The task
The word "Mitra" turns up on some lines of this data; say how many, and give no other text.
+++
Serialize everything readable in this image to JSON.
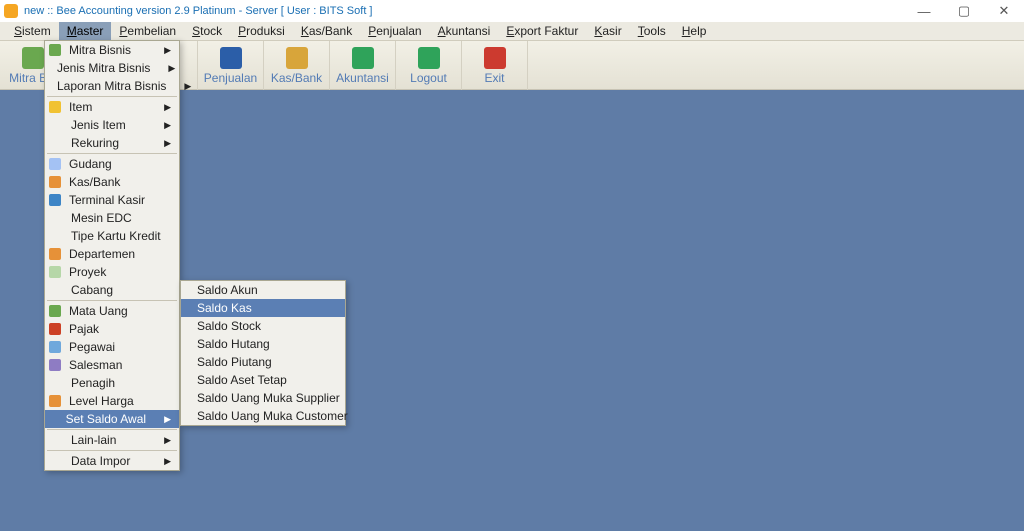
{
  "title": "new :: Bee Accounting version 2.9 Platinum - Server  [ User : BITS Soft ]",
  "menubar": [
    "Sistem",
    "Master",
    "Pembelian",
    "Stock",
    "Produksi",
    "Kas/Bank",
    "Penjualan",
    "Akuntansi",
    "Export Faktur",
    "Kasir",
    "Tools",
    "Help"
  ],
  "menubar_active_index": 1,
  "toolbar": [
    {
      "label": "Mitra Bis",
      "icon": "#6aa84f"
    },
    {
      "label": "",
      "icon": ""
    },
    {
      "label": "",
      "icon": ""
    },
    {
      "label": "Penjualan",
      "icon": "#2b5ea8"
    },
    {
      "label": "Kas/Bank",
      "icon": "#d8a53a"
    },
    {
      "label": "Akuntansi",
      "icon": "#2fa35a"
    },
    {
      "label": "Logout",
      "icon": "#2fa35a"
    },
    {
      "label": "Exit",
      "icon": "#cc3a2f"
    }
  ],
  "master_menu": [
    {
      "label": "Mitra Bisnis",
      "arrow": true,
      "icon": "#6aa84f"
    },
    {
      "label": "Jenis Mitra Bisnis",
      "arrow": true,
      "icon": "#6aa84f"
    },
    {
      "label": "Laporan Mitra Bisnis",
      "arrow": true,
      "icon": "#6aa84f"
    },
    {
      "sep": true
    },
    {
      "label": "Item",
      "arrow": true,
      "icon": "#f1c232"
    },
    {
      "label": "Jenis Item",
      "arrow": true,
      "icon": ""
    },
    {
      "label": "Rekuring",
      "arrow": true,
      "icon": ""
    },
    {
      "sep": true
    },
    {
      "label": "Gudang",
      "icon": "#a4c2f4"
    },
    {
      "label": "Kas/Bank",
      "icon": "#e69138"
    },
    {
      "label": "Terminal Kasir",
      "icon": "#3d85c6"
    },
    {
      "label": "Mesin EDC",
      "icon": ""
    },
    {
      "label": "Tipe Kartu Kredit",
      "icon": ""
    },
    {
      "label": "Departemen",
      "icon": "#e69138"
    },
    {
      "label": "Proyek",
      "icon": "#b6d7a8"
    },
    {
      "label": "Cabang",
      "icon": ""
    },
    {
      "sep": true
    },
    {
      "label": "Mata Uang",
      "icon": "#6aa84f"
    },
    {
      "label": "Pajak",
      "icon": "#cc4125"
    },
    {
      "label": "Pegawai",
      "icon": "#6fa8dc"
    },
    {
      "label": "Salesman",
      "icon": "#8e7cc3"
    },
    {
      "label": "Penagih",
      "icon": ""
    },
    {
      "label": "Level Harga",
      "icon": "#e69138"
    },
    {
      "label": "Set Saldo Awal",
      "arrow": true,
      "highlight": true,
      "icon": ""
    },
    {
      "sep": true
    },
    {
      "label": "Lain-lain",
      "arrow": true,
      "icon": ""
    },
    {
      "sep": true
    },
    {
      "label": "Data Impor",
      "arrow": true,
      "icon": ""
    }
  ],
  "saldo_submenu": [
    {
      "label": "Saldo Akun"
    },
    {
      "label": "Saldo Kas",
      "highlight": true
    },
    {
      "label": "Saldo Stock"
    },
    {
      "label": "Saldo Hutang"
    },
    {
      "label": "Saldo Piutang"
    },
    {
      "label": "Saldo Aset Tetap"
    },
    {
      "label": "Saldo Uang Muka Supplier"
    },
    {
      "label": "Saldo Uang Muka Customer"
    }
  ],
  "win_controls": {
    "min": "—",
    "max": "▢",
    "close": "✕"
  }
}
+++
Exercise solution
4